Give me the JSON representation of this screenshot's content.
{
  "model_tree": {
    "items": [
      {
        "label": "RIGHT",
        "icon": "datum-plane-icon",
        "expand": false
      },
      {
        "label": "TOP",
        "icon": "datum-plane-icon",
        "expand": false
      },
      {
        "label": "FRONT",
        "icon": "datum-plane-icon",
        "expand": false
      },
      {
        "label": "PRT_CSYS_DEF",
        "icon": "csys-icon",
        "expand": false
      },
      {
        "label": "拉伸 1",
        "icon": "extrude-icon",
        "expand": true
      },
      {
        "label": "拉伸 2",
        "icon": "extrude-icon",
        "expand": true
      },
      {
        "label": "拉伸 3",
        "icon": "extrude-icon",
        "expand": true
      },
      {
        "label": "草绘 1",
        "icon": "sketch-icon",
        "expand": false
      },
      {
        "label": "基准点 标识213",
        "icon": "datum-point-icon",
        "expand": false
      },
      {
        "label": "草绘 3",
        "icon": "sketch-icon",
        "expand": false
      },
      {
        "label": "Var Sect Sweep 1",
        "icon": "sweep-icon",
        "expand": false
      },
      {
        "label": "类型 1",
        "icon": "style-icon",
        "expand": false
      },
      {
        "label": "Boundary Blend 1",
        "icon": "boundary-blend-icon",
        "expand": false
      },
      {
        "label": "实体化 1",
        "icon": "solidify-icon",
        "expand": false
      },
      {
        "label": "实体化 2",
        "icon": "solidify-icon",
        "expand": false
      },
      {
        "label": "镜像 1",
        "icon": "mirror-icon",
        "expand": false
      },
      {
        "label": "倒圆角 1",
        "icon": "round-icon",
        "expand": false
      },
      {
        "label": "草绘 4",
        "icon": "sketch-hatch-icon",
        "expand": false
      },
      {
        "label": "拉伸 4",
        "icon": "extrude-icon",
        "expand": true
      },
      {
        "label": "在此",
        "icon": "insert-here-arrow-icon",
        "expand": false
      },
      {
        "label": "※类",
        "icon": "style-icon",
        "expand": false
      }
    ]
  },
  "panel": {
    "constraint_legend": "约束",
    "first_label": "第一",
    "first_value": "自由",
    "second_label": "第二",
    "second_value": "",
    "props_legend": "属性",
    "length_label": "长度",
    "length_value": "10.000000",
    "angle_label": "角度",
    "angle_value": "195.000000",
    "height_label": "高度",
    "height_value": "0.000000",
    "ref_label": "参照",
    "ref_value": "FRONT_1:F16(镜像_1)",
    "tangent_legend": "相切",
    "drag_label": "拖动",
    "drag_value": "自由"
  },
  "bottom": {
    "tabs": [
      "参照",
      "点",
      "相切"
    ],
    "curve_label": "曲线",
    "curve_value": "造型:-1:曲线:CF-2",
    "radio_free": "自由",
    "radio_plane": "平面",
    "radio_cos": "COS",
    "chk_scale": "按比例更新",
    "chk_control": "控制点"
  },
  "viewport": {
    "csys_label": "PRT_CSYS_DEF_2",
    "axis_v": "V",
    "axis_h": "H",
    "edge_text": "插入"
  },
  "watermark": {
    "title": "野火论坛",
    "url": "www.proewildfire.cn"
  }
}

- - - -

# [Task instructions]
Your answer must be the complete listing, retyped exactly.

# [Output below]
Give me the JSON representation of this screenshot's content.
{
  "model_tree": {
    "items": [
      {
        "label": "RIGHT",
        "icon": "datum-plane-icon",
        "expand": false
      },
      {
        "label": "TOP",
        "icon": "datum-plane-icon",
        "expand": false
      },
      {
        "label": "FRONT",
        "icon": "datum-plane-icon",
        "expand": false
      },
      {
        "label": "PRT_CSYS_DEF",
        "icon": "csys-icon",
        "expand": false
      },
      {
        "label": "拉伸 1",
        "icon": "extrude-icon",
        "expand": true
      },
      {
        "label": "拉伸 2",
        "icon": "extrude-icon",
        "expand": true
      },
      {
        "label": "拉伸 3",
        "icon": "extrude-icon",
        "expand": true
      },
      {
        "label": "草绘 1",
        "icon": "sketch-icon",
        "expand": false
      },
      {
        "label": "基准点 标识213",
        "icon": "datum-point-icon",
        "expand": false
      },
      {
        "label": "草绘 3",
        "icon": "sketch-icon",
        "expand": false
      },
      {
        "label": "Var Sect Sweep 1",
        "icon": "sweep-icon",
        "expand": false
      },
      {
        "label": "类型 1",
        "icon": "style-icon",
        "expand": false
      },
      {
        "label": "Boundary Blend 1",
        "icon": "boundary-blend-icon",
        "expand": false
      },
      {
        "label": "实体化 1",
        "icon": "solidify-icon",
        "expand": false
      },
      {
        "label": "实体化 2",
        "icon": "solidify-icon",
        "expand": false
      },
      {
        "label": "镜像 1",
        "icon": "mirror-icon",
        "expand": false
      },
      {
        "label": "倒圆角 1",
        "icon": "round-icon",
        "expand": false
      },
      {
        "label": "草绘 4",
        "icon": "sketch-hatch-icon",
        "expand": false
      },
      {
        "label": "拉伸 4",
        "icon": "extrude-icon",
        "expand": true
      },
      {
        "label": "在此",
        "icon": "insert-here-arrow-icon",
        "expand": false
      },
      {
        "label": "※类",
        "icon": "style-icon",
        "expand": false
      }
    ]
  },
  "panel": {
    "constraint_legend": "约束",
    "first_label": "第一",
    "first_value": "自由",
    "second_label": "第二",
    "second_value": "",
    "props_legend": "属性",
    "length_label": "长度",
    "length_value": "10.000000",
    "angle_label": "角度",
    "angle_value": "195.000000",
    "height_label": "高度",
    "height_value": "0.000000",
    "ref_label": "参照",
    "ref_value": "FRONT_1:F16(镜像_1)",
    "tangent_legend": "相切",
    "drag_label": "拖动",
    "drag_value": "自由"
  },
  "bottom": {
    "tabs": [
      "参照",
      "点",
      "相切"
    ],
    "curve_label": "曲线",
    "curve_value": "造型:-1:曲线:CF-2",
    "radio_free": "自由",
    "radio_plane": "平面",
    "radio_cos": "COS",
    "chk_scale": "按比例更新",
    "chk_control": "控制点"
  },
  "viewport": {
    "csys_label": "PRT_CSYS_DEF_2",
    "axis_v": "V",
    "axis_h": "H",
    "edge_text": "插入"
  },
  "watermark": {
    "title": "野火论坛",
    "url": "www.proewildfire.cn"
  }
}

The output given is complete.